early date. While they are not neces
sary for some time yet, they will soon
be needed in our drill work. Where
they will come from I do not know.”
Enlisting in the Eugene company of
the Oregon National Guard continues^
uraong the University students. Nine
members of the student body enlisted
ACTIVITY EXPENSES FEW
Approximate Amount Paid Out for Wo
Very little money has been spent thuo
far this yeur for University women's
activities, although w>ih the coming of
spring more will probably be required.
The business office cannot give an exact
report of every cent expended for wo
men, because the books are not kept in
a way to make it possible.
An approximate amount paid out so
far for women alone is $81.30. There
are other amounts which have been ex
pended but are not recorded for cither
men or women, and are us much for
one us for the other.

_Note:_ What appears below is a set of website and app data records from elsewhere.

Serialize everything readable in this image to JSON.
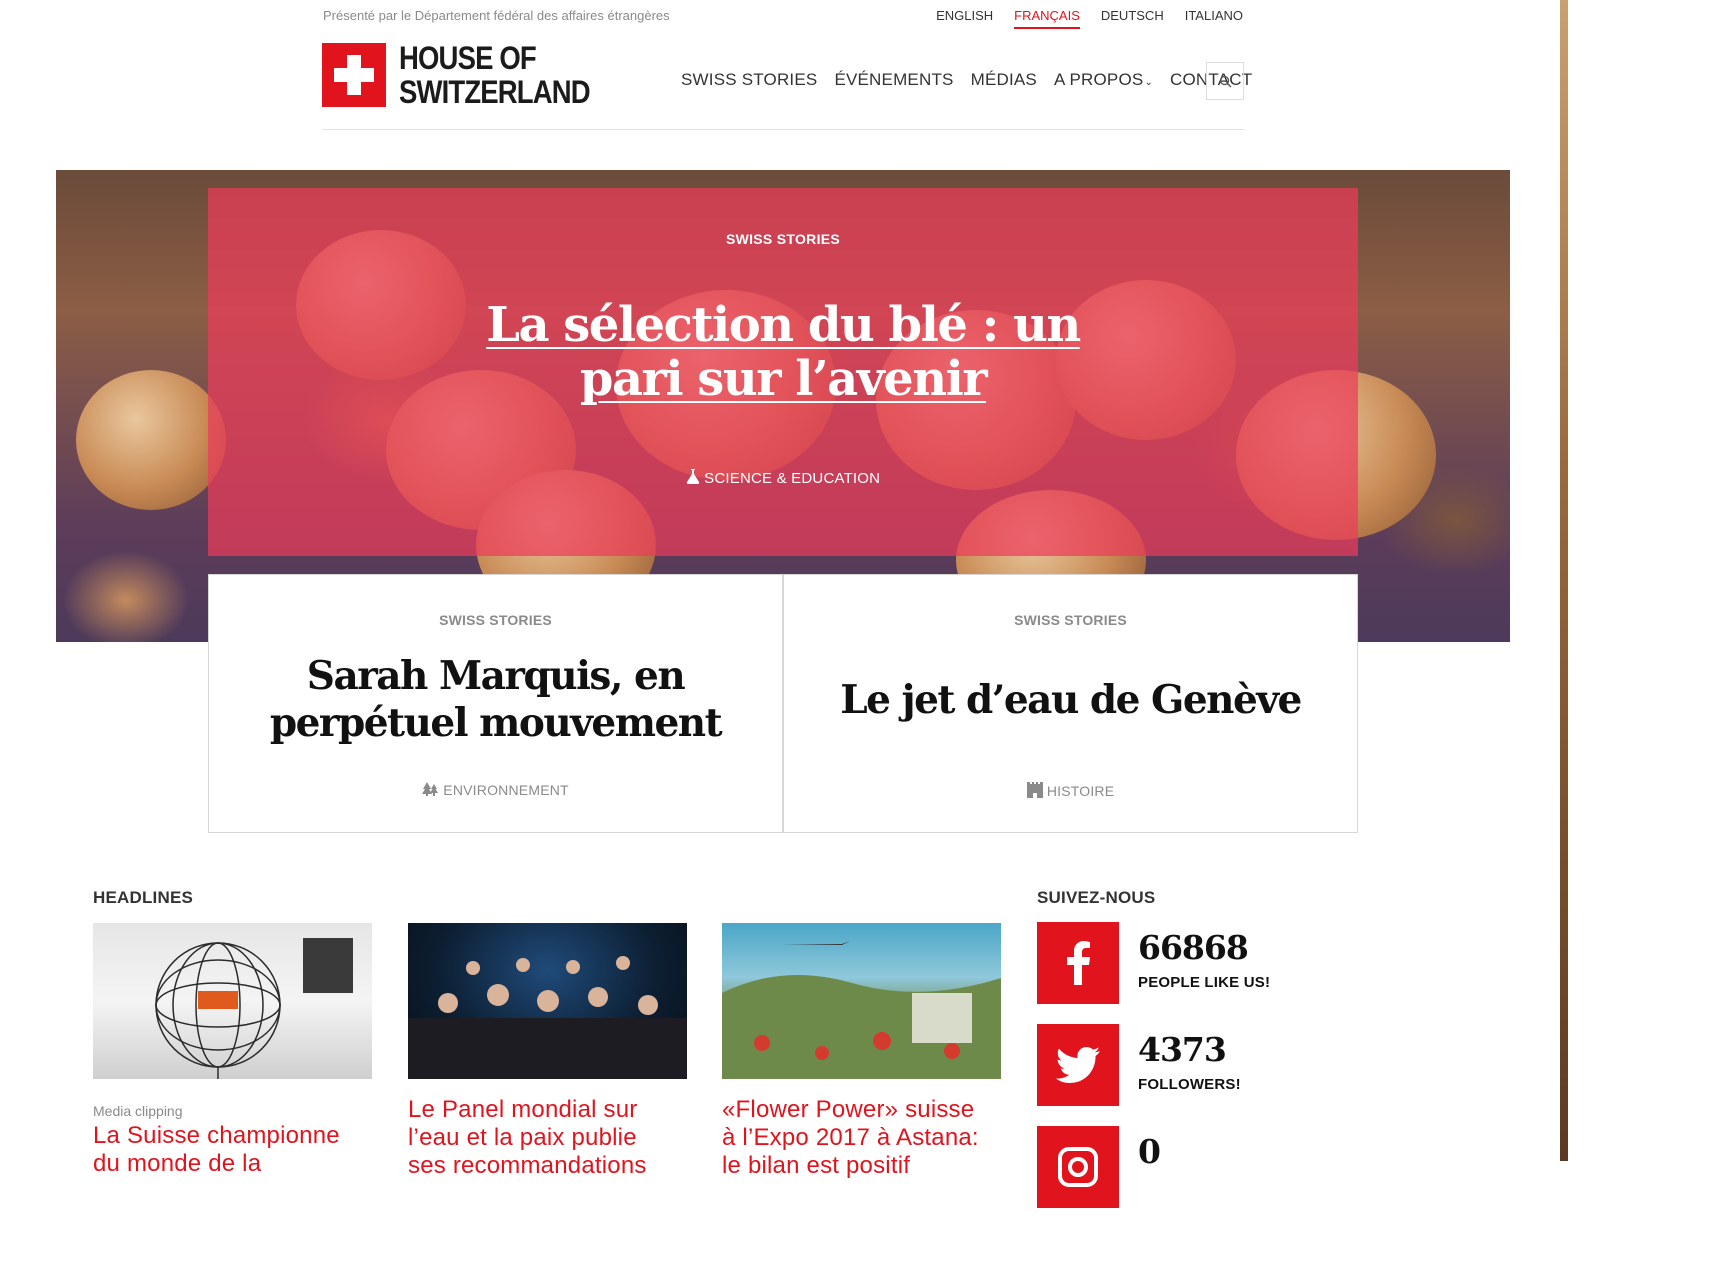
{
  "header": {
    "presented_by": "Présenté par le Département fédéral des affaires étrangères",
    "languages": [
      {
        "label": "ENGLISH",
        "active": false
      },
      {
        "label": "FRANÇAIS",
        "active": true
      },
      {
        "label": "DEUTSCH",
        "active": false
      },
      {
        "label": "ITALIANO",
        "active": false
      }
    ],
    "logo_line1": "HOUSE OF",
    "logo_line2": "SWITZERLAND",
    "nav": [
      "SWISS STORIES",
      "ÉVÉNEMENTS",
      "MÉDIAS",
      "A PROPOS",
      "CONTACT"
    ],
    "search_icon": "search-icon"
  },
  "hero": {
    "category": "SWISS STORIES",
    "title_line1": "La sélection du blé : un",
    "title_line2": "pari sur l’avenir",
    "tag": "SCIENCE & EDUCATION",
    "tag_icon": "flask-icon"
  },
  "cards": [
    {
      "category": "SWISS STORIES",
      "title_line1": "Sarah Marquis, en",
      "title_line2": "perpétuel mouvement",
      "tag": "ENVIRONNEMENT",
      "tag_icon": "trees-icon"
    },
    {
      "category": "SWISS STORIES",
      "title_line1": "Le jet d’eau de Genève",
      "tag": "HISTOIRE",
      "tag_icon": "castle-icon"
    }
  ],
  "headlines": {
    "heading": "HEADLINES",
    "items": [
      {
        "label": "Media clipping",
        "title_line1": "La Suisse championne",
        "title_line2": "du monde de la"
      },
      {
        "title_line1": "Le Panel mondial sur",
        "title_line2": "l’eau et la paix publie",
        "title_line3": "ses recommandations"
      },
      {
        "title_line1": "«Flower Power» suisse",
        "title_line2": "à l’Expo 2017 à Astana:",
        "title_line3": "le bilan est positif"
      }
    ]
  },
  "social": {
    "heading": "SUIVEZ-NOUS",
    "items": [
      {
        "network": "facebook",
        "icon": "facebook-icon",
        "count": "66868",
        "label": "PEOPLE LIKE US!"
      },
      {
        "network": "twitter",
        "icon": "twitter-icon",
        "count": "4373",
        "label": "FOLLOWERS!"
      },
      {
        "network": "instagram",
        "icon": "instagram-icon",
        "count": "0"
      }
    ]
  },
  "colors": {
    "brand_red": "#e1141e",
    "hero_overlay": "#eb3c5a"
  }
}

An example of
this is the $75 paid from the student
body treasury for homecoming week.
The other amounts of money paid out
for women were comparatively small and
were for women’s athletics and tha
Woman’s League. A statement follows:
$7.50 for Miss ltothchild’s transporta
tion from Portland to Eugene when she
came before to speak to the Woman’s
League; $40.80 for the Woman’s League
due to the State Federation of Women's
Hubs; $3.'» wag siient for the University
hockey team when it made its trip to
E. W. ALLEN RECOVERING
Eric W. Alien, dean of the school of
journalism, has been confined to his
bed for the last week with a very sever®
attack of grippe. It is not known how
soon he will be able to meet his classes.
I Mr. DeLay and Mr. Turnbull have taken
I charge of Mr. Allen’s work during his